Items from a dataset =>
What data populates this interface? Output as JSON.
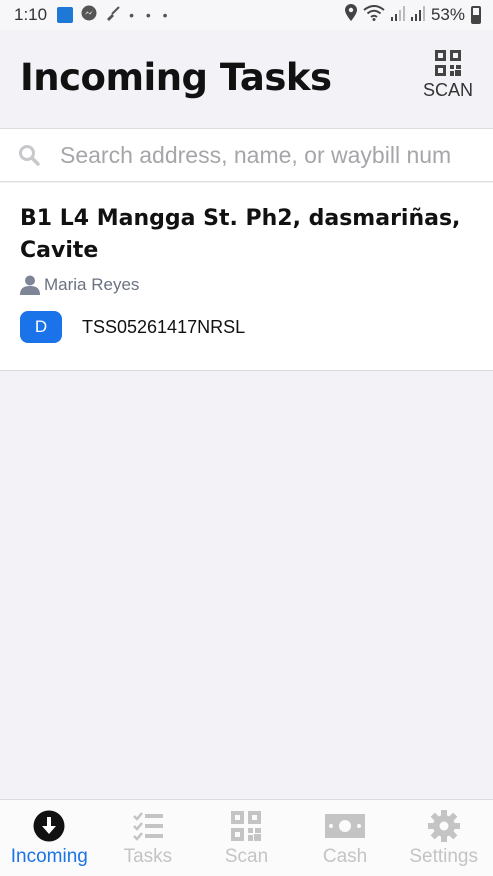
{
  "status_bar": {
    "time": "1:10",
    "battery": "53%"
  },
  "header": {
    "title": "Incoming Tasks",
    "scan_label": "SCAN"
  },
  "search": {
    "placeholder": "Search address, name, or waybill num"
  },
  "tasks": [
    {
      "address": "B1 L4 Mangga St. Ph2, dasmariñas, Cavite",
      "recipient": "Maria Reyes",
      "badge": "D",
      "waybill": "TSS05261417NRSL"
    }
  ],
  "nav": {
    "tabs": [
      {
        "label": "Incoming",
        "icon": "download-circle-icon",
        "active": true
      },
      {
        "label": "Tasks",
        "icon": "checklist-icon",
        "active": false
      },
      {
        "label": "Scan",
        "icon": "qr-code-icon",
        "active": false
      },
      {
        "label": "Cash",
        "icon": "cash-icon",
        "active": false
      },
      {
        "label": "Settings",
        "icon": "gear-icon",
        "active": false
      }
    ]
  },
  "colors": {
    "accent": "#1a73e8",
    "inactive": "#c4c4c4",
    "background": "#f2f2f7"
  }
}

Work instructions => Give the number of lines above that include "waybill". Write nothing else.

Task answer => 2